Zambia’s Revenue Authority recently shut down one of the country’s independent newspapers for tax debt. Analysts see the move as politically motivated and meant to muzzle the media ahead of general elections in August.
LUSAKA, ZAMBIA (REUTERS) – Zambia’s tax authorities have shut down a newspaper critical of the government, accusing it of failing to pay taxes.
The Post’s managing editor Joan Chirwa said Zambia Revenue Authority (ZRA) officials had ignored a court order preventing its closure over a disputed debt of 68 million kwachas (6 million U.S. dollars).
She said the newspaper had been closed because of its critical editorial policy.
Tax agency officials were not available to comment.
“I mean, for them not to want to listen and treat this as a pure business transaction clearly shows that there is politics involved,” Chirwa said.
In April, police briefly detained two Post journalists over a story quoting an opposition leader as saying President Edgar Lungu had used public funds to pay for a holiday, in a further sign of rising political tension ahead of August elections.
Lungu has been in power for just over a year after winning a ballot triggered by the death of his predecessor, Michael Sata, in October 2014.
He faces a strong challenge from opposition leader Hakainde Hichilema of the United Party for National Development at the polls.
Critics say that with the series of arrests, Lungu is trying to intimidate opponents ahead of the elections.
“What is the motivation? It’s corruption, it’s to rig elections. The Post newspaper has been reporting these issues, so closing down The Post using state institutions is reminiscent, it is a sign of dictatorship, a brutal regime that is afraid of exiting from office because citizens are fed up with poor delivery. So, it is unacceptable in today’s world to close down a media organisation,” Hichilema said in an interview.

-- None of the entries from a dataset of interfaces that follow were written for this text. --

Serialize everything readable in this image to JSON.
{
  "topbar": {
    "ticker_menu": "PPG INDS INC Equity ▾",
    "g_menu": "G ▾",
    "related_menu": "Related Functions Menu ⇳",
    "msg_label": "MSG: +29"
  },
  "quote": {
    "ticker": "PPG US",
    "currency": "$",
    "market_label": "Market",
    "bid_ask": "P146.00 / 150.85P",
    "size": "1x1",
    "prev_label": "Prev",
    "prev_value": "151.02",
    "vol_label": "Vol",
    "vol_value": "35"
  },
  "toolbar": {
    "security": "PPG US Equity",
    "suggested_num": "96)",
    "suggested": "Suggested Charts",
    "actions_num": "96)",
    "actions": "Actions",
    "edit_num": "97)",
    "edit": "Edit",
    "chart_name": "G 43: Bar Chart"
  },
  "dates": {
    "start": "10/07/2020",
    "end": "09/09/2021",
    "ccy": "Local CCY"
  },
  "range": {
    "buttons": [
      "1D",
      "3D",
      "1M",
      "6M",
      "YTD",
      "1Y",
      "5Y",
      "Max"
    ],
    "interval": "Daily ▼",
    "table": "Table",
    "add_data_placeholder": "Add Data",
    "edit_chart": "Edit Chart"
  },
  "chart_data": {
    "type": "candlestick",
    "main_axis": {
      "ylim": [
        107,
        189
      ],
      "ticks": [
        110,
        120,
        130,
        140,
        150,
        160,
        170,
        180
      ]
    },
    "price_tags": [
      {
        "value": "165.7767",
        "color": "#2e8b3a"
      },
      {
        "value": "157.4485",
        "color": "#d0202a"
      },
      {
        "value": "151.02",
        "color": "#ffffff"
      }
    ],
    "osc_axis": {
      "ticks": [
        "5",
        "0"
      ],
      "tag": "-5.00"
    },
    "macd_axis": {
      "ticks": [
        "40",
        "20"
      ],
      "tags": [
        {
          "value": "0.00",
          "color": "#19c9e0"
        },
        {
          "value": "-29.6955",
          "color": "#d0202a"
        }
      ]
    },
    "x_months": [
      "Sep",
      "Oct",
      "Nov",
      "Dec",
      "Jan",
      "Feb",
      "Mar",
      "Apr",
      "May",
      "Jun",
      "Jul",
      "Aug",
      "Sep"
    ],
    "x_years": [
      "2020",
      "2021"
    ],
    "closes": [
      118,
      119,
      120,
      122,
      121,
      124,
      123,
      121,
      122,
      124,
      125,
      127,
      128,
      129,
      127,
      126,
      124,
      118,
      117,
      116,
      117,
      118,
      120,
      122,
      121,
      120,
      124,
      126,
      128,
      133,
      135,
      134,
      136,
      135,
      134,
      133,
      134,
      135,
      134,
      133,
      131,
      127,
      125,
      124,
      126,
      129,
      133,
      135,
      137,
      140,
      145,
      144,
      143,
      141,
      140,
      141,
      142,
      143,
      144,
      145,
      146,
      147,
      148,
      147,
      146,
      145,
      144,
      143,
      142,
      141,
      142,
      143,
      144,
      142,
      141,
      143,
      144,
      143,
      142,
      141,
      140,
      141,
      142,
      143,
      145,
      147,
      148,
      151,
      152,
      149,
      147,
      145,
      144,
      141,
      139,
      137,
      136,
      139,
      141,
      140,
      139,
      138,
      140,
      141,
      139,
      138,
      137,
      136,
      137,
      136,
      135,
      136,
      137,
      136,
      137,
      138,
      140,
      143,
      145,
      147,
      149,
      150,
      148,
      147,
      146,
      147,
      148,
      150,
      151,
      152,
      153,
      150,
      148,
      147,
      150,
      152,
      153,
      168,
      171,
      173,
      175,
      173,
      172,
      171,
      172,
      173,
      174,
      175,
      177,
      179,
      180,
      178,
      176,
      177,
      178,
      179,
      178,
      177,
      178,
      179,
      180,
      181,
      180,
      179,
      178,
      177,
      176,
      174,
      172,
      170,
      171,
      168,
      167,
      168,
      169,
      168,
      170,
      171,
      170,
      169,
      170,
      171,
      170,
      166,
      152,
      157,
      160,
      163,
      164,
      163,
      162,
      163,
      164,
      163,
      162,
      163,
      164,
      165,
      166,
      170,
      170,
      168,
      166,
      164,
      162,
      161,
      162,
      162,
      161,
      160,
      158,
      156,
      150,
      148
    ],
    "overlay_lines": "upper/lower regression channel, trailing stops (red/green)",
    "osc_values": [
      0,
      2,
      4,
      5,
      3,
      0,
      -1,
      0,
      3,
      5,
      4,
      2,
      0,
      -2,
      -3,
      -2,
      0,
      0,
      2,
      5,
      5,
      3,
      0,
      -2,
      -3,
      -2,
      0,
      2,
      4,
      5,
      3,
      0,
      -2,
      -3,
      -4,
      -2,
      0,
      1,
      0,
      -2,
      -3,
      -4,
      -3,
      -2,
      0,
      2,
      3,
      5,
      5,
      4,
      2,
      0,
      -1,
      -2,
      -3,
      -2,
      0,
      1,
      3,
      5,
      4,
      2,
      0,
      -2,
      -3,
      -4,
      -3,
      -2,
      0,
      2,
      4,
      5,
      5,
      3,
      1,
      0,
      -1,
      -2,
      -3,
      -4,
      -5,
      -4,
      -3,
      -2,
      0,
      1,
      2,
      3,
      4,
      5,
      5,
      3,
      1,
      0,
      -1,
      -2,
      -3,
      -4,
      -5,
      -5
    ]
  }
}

Lee Habasonda, president of Transparency International Zambia, said the action taken by ZRA was a move to muzzle the media and puts to question the motives of the government ahead of elections in August.
“We think that this will reduce transparency of government actions and I do think that the international community, the Zambian people and all the observers clearly see that the actions of government are only intended to pursue political capital rather that treat Zambians fairly. While The Post may have obligations, which we hear they have actually met already, we think that government must treat all citizens fairly,” he said.
Zambia’s electoral commission has threatened to bar campaigning ahead of elections due to growing cases of violence, after clashes between supporters of the ruling Patriotic Front party and the main opposition United Party for National Development.
Lungu earlier this year accused political opponents of training a militia to carry out violence during the elections.
On the streets, some say the closure of The Post just adds to rising tensions in the country.
“People are very affected by this move and totally think it’s a political act, given the fact that in August we will be having our elections, it is very vital that The Post should be open because people need to be expressing themselves at this moment,” said student, Carol Chilufya.
Zambia is Africa’s second biggest copper producer but its economy has been hit by falling world demand, primarily due to a slowdown in China. Critics blame Lungu for a weakening currency that has lost about 20 percent since April.